For smallholder farmers in some drylands areas, cultivation of high-input barley to supply local food and drink industries is emerging as a new income option, with the potential to bring significant earnings to rural communities. Farmers in India, for example, can earn $70 per hectare per season of additional income under contract farming for local producers. Similarly, in African countries like Ethiopia, farmers are joining guaranteed-income schemes with price premium and assured procurement. They are cooperating with local industry that provides technical support, certified seeds and advice on crop management for better grain quality.

 

In November 2012 ICARDA entered into a three-year agreement with Mexican producer Impulsora Agricola (IASA) where the company has the exclusive right to evaluate ICARDA’s barley varieties for their potential in food and drink processing as well as to commercialise the varieties in Mexico.  The aim is to better understand the characteristics of barley for malting , which could support the growth of local industry and bring income to smallholders in countries like Ethiopia, Eritrea, India and Nepal.

 

Through its barley improvement program, ICARDA delivers to IASA advanced barley genotypes that have the best potential to be adapted to Mexican conditions after evaluation. IASA tests these genotypes for their quality and provides the data to ICARDA, who shares high quality barley varieties with national partners. ICARDA, a world leader in barley improvement with developing countries, focuses its efforts on developing high-yielding drought and cold-tolerant barley for food, feed and fodder. Through this partnership with IASA, the Center is gaining new expertise in barley improvement.

 

Started in 2009, the partnership has transferred 321  barley lines to the Mexican partner, under the terms of the FAO Standard Material Transfer Material of the International Treaty for Plant Genetic Resources for Food in Agriculture. The varieties are currently under evaluation of physical and biochemical grain traits.
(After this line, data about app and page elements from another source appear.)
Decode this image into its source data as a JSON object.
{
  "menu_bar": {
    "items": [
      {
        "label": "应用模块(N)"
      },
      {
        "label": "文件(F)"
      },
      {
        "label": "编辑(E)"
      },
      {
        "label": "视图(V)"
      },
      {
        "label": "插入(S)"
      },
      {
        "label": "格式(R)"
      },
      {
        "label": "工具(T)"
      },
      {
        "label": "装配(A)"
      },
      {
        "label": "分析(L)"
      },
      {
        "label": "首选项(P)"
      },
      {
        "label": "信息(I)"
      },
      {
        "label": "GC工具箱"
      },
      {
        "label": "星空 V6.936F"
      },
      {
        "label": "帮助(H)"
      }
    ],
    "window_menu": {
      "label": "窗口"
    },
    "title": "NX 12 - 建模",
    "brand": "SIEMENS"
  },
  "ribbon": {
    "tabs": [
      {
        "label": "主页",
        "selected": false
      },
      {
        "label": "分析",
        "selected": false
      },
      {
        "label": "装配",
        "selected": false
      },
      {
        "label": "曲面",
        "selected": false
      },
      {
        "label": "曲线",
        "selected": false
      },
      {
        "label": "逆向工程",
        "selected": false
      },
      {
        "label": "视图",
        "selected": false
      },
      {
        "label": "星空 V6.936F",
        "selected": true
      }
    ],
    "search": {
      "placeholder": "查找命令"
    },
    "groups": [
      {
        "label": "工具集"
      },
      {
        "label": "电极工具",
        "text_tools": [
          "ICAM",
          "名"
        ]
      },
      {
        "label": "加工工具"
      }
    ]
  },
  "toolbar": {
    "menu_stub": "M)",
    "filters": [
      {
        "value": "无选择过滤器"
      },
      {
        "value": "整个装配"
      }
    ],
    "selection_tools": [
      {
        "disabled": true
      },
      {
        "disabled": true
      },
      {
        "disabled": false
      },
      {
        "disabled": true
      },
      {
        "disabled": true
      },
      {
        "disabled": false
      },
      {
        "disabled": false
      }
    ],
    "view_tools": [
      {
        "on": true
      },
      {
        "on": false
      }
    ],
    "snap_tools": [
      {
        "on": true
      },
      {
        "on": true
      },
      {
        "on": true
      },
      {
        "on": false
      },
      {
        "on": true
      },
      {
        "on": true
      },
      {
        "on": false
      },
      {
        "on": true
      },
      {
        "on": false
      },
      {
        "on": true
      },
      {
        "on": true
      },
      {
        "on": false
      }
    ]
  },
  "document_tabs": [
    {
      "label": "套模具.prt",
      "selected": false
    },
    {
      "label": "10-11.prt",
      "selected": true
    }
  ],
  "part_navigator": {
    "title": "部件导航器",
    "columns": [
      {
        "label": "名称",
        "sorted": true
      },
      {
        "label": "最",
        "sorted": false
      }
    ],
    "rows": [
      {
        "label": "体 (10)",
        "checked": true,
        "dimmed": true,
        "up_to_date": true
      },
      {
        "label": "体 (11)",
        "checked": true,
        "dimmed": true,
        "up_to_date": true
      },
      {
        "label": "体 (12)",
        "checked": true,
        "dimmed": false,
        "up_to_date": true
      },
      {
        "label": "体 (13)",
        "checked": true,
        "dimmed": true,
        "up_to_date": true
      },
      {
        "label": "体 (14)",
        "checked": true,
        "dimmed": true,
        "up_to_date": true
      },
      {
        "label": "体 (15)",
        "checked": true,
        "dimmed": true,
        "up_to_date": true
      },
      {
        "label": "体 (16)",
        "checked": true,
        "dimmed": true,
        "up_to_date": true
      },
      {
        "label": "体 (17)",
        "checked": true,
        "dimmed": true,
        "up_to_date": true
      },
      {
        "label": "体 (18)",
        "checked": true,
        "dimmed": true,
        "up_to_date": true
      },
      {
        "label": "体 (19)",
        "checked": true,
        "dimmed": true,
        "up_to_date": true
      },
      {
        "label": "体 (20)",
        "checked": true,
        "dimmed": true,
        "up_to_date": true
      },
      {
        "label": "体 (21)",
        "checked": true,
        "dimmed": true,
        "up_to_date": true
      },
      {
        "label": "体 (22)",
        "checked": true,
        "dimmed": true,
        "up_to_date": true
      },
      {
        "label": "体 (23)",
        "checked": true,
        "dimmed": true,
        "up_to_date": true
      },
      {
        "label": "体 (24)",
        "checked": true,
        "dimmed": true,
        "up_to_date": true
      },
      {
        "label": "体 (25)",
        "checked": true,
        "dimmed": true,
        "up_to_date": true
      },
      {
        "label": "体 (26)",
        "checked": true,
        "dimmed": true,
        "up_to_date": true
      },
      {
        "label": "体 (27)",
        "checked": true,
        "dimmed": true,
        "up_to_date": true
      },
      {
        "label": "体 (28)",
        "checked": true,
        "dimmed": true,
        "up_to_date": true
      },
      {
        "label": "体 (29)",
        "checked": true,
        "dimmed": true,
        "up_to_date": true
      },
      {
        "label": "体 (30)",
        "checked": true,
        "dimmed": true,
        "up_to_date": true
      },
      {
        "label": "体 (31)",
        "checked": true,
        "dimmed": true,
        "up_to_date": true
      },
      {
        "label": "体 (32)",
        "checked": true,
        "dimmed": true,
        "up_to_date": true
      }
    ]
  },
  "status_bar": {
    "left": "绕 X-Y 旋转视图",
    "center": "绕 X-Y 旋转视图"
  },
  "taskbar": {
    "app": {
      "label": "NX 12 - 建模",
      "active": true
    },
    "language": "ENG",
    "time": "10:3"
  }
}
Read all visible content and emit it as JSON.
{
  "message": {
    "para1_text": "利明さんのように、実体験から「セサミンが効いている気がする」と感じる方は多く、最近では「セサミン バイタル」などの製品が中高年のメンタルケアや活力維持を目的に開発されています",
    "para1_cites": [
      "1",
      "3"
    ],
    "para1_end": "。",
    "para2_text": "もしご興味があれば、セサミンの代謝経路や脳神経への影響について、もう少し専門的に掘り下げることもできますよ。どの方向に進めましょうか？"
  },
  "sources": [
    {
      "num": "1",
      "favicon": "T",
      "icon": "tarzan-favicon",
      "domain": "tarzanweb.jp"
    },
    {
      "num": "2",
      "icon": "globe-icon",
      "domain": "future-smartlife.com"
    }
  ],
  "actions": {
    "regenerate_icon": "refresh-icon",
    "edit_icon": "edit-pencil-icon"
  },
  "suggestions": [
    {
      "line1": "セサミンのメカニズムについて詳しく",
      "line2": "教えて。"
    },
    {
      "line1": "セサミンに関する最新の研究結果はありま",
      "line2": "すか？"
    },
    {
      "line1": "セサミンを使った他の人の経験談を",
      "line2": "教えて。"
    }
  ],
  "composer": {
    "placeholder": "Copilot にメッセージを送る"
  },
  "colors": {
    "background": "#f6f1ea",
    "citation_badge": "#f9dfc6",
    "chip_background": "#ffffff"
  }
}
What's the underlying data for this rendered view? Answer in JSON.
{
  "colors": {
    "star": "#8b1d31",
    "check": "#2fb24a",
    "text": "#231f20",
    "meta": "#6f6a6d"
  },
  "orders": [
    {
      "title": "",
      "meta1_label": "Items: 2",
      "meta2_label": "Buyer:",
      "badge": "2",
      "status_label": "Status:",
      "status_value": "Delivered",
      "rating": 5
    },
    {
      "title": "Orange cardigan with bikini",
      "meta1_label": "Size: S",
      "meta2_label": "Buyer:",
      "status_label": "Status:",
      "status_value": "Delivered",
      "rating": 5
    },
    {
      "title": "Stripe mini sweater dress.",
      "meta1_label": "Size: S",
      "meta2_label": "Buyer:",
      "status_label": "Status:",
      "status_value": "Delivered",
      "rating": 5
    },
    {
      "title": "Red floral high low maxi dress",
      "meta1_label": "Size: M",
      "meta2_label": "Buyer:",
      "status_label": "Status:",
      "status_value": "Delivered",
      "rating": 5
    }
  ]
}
The Transfer allows for the use of the barley varieties developed in the partnership to be used by the private sector partner for commercial purposes, within this specific agreement, and ICARDA also preserves it as an international public good that is freely available for use by partners in developing countries. 

 

Building on these skills, ICARDA is expanding its research with Ethiopia, Morocco, India and other countries, where the demand for barley and high-protein malt as an industrial raw material are on the rise. Expanding national  barley cultivation can create more income for farmers as they supply national industries, and other market opportunities, producing barley for value-added food and snack products such as baby food and Kolo in Ethiopia which are excellent new sources of minerals and nutrition for children.